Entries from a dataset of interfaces

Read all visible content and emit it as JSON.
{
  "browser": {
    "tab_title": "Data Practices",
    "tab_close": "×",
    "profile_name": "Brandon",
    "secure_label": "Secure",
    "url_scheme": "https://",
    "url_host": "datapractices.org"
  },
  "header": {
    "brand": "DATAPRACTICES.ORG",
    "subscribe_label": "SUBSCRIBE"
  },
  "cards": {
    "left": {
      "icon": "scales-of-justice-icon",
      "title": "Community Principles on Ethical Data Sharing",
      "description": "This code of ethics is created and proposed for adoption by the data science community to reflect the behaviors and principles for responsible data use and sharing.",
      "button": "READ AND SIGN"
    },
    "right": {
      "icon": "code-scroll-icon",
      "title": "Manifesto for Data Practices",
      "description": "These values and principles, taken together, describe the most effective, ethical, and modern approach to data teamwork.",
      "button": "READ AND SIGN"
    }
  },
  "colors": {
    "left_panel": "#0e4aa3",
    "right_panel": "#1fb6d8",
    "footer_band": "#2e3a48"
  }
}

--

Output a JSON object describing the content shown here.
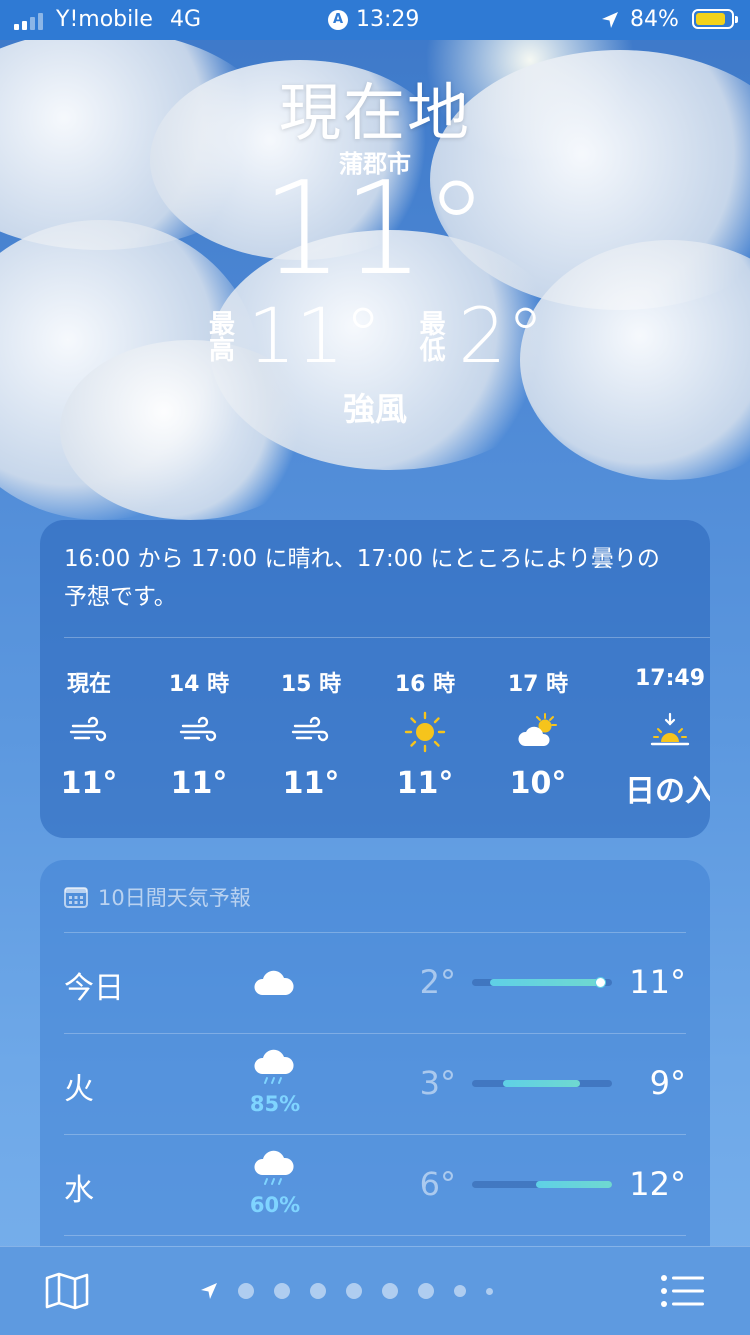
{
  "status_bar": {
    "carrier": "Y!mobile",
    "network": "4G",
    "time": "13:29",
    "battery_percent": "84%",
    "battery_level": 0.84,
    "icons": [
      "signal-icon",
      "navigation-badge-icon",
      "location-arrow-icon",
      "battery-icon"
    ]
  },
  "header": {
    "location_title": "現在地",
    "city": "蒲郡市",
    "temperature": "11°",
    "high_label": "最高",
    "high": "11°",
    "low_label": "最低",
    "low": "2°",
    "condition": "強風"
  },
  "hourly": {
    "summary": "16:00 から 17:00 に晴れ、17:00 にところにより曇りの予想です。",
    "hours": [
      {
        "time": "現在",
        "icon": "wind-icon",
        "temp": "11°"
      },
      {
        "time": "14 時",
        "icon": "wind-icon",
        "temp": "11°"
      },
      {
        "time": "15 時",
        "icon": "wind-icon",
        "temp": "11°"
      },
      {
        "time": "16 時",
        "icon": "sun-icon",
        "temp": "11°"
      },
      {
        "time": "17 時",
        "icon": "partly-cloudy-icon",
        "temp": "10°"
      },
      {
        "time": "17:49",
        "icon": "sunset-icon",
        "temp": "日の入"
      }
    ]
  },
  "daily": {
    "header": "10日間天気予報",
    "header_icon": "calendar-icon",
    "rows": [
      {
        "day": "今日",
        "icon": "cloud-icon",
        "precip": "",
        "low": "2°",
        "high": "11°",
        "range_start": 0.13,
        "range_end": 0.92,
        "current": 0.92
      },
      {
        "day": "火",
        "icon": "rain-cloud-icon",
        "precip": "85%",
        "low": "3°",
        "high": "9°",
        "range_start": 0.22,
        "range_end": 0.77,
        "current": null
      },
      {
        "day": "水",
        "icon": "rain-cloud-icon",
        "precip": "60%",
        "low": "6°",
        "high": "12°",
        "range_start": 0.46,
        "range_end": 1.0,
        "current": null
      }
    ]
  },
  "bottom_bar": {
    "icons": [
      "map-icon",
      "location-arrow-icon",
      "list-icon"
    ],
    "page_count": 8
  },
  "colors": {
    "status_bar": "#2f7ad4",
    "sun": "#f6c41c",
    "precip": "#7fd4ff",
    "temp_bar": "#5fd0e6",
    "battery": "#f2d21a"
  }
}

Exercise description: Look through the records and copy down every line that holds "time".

Answer below:
    "time": "13:29",
        "time": "現在",
        "time": "14 時",
        "time": "15 時",
        "time": "16 時",
        "time": "17 時",
        "time": "17:49",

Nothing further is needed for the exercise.